These numbers go some way to explaining why Facebook forked out $19bn for WhatsApp. The California-based service already boasts over 500 million users, and Mark Zuckerberg expects that to reach 1 billion in a few years. ‘The reality is that there are very few services that reach a billion people in the world,’ he said at Mobile World Congress this year, ‘I just think that [WhatsApp] by itself is worth more than $19bn.’
What’s particularly interesting about Facebook’s mega-acquisition is that WhatsApp is only where the story starts. Having failed to land Snapchat for $3bn earlier in the year, Zuckerberg and his team recently launched their own ephemeral messaging app, Slingshot. Add this to WhatsApp, Instagram (which now has a direct messaging feature), Facebook Messenger (which was recently uncoupled from the main mobile app), and Facebook itself and you have a five-pronged attack on the messaging space. ‘Facebook has five different services under their umbrella, which is a really powerful position to be in, because messaging really is the present and the future of mobile,’ Sean O’Brien, founder of Textpride, told me in a recent interview.
Facebook’s aggressive attempt to become dominant in this space should be a loud and clear signal to brands: mobile messaging may already be huge, but it’s going to become a whole lot bigger. ‘We’re going from 1.5 billion PCs on earth to perhaps 3 billion smartphones that are completely mobile and personal,’ wrote Andreessen Horowitz’s Benedict Evans in a recent blog post. ‘That means the internet, by whatever metrics you want to use, gets two or three or four times bigger.’ In another post, Evans goes on to explain the potential this holds for messaging: ‘These apps have the opportunity to be a third channel in parallel to Google and Facebook,’ he wrote.
BRANDS, TAKE NOTE
So what’s the takeout here?
In the forthcoming issue of Contagious magazine, I explore exactly how brands can take advantage of the mobile messaging space. I speak with the marketing teams from some of the world’s biggest platforms and I catch-up with the early movers that are successfully building communities.

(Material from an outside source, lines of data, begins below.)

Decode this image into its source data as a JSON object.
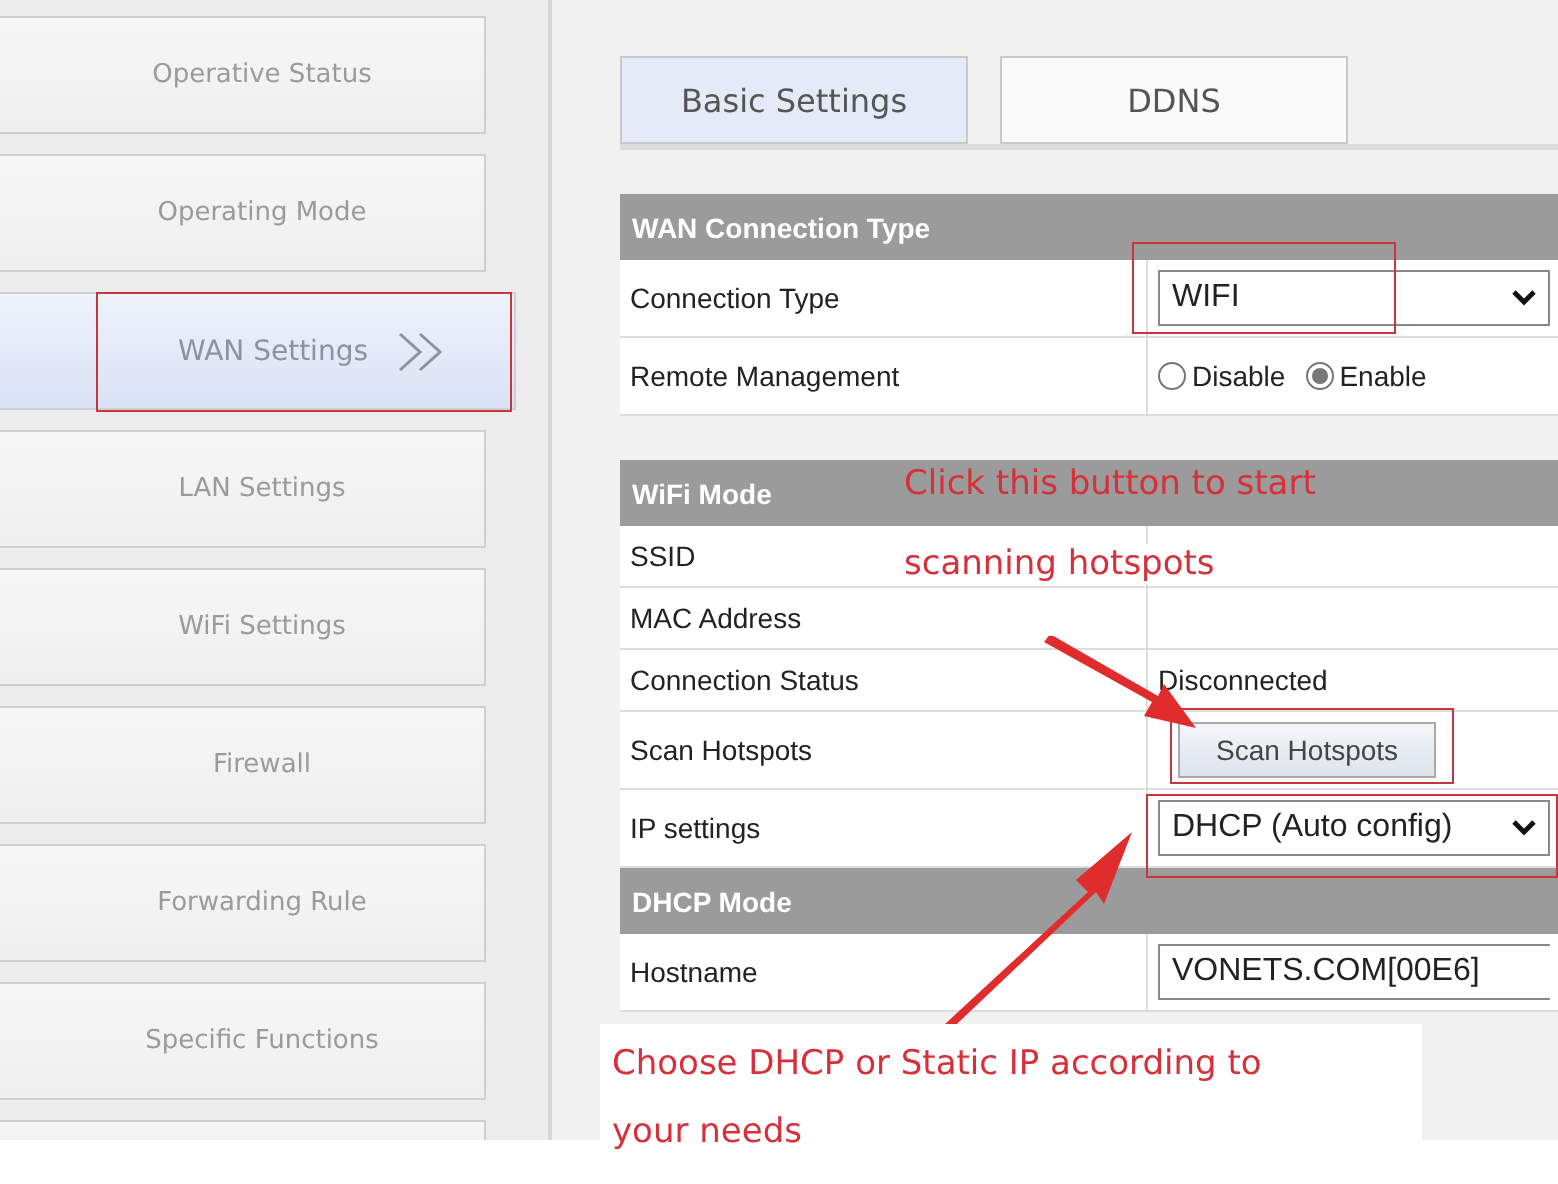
{
  "sidebar": {
    "items": [
      {
        "label": "Operative Status",
        "selected": false
      },
      {
        "label": "Operating Mode",
        "selected": false
      },
      {
        "label": "WAN Settings",
        "selected": true
      },
      {
        "label": "LAN Settings",
        "selected": false
      },
      {
        "label": "WiFi Settings",
        "selected": false
      },
      {
        "label": "Firewall",
        "selected": false
      },
      {
        "label": "Forwarding Rule",
        "selected": false
      },
      {
        "label": "Specific Functions",
        "selected": false
      }
    ]
  },
  "tabs": [
    {
      "label": "Basic Settings",
      "selected": true
    },
    {
      "label": "DDNS",
      "selected": false
    }
  ],
  "sections": [
    {
      "title": "WAN Connection Type",
      "rows": [
        {
          "kind": "select",
          "label": "Connection Type",
          "value": "WIFI"
        },
        {
          "kind": "radio",
          "label": "Remote Management",
          "options": [
            {
              "label": "Disable",
              "selected": false
            },
            {
              "label": "Enable",
              "selected": true
            }
          ]
        }
      ]
    },
    {
      "title": "WiFi Mode",
      "rows": [
        {
          "kind": "empty",
          "label": "SSID"
        },
        {
          "kind": "empty",
          "label": "MAC Address"
        },
        {
          "kind": "text",
          "label": "Connection Status",
          "value": "Disconnected"
        },
        {
          "kind": "button",
          "label": "Scan Hotspots",
          "value": "Scan Hotspots"
        },
        {
          "kind": "select",
          "label": "IP settings",
          "value": "DHCP (Auto config)"
        }
      ]
    },
    {
      "title": "DHCP Mode",
      "rows": [
        {
          "kind": "input",
          "label": "Hostname",
          "value": "VONETS.COM[00E6]"
        }
      ]
    }
  ],
  "annotations": [
    "Click this button to start",
    "scanning hotspots",
    "Choose DHCP or Static IP according to",
    "your needs"
  ]
}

Messaging is exciting because it lets brands move away from ineffective banners and ill-fitting display ads to a much more direct, one-to-one communications approach. Almost all of these services (WhatsApp excluded) have evolved from pure messaging apps to full-on media hubs. And this evolution has enabled brands to reach huge (yet targeted) audiences in a personal (yet shareable) way, through a channel that’s in people’s pockets (mobile). ‘We do have a messaging component,’ said Heather Galt, head of marketing at Kik Interactive. ‘But now we’re working on our platform: giving brands and content providers new ways to engage with existing audiences, as well as find new ones.’
What really struck me was just how important it is for marketers to pay attention to this messaging movement. Something that IPG Media Lab’s New York-based director of partnerships, Eytan Oren, agreed with me on: ‘This is a space that brands simply have to pay attention to: the audience and opportunity are too big to ignore,’ he said. ‘With emerging platforms, there’s always an early-mover advantage, and companies should be experimenting now and planning into their future.’
Keep an eye out for the in-depth feature on mobile messaging in Contagious, Issue 40, out in September. You can subscribe to the magazine here.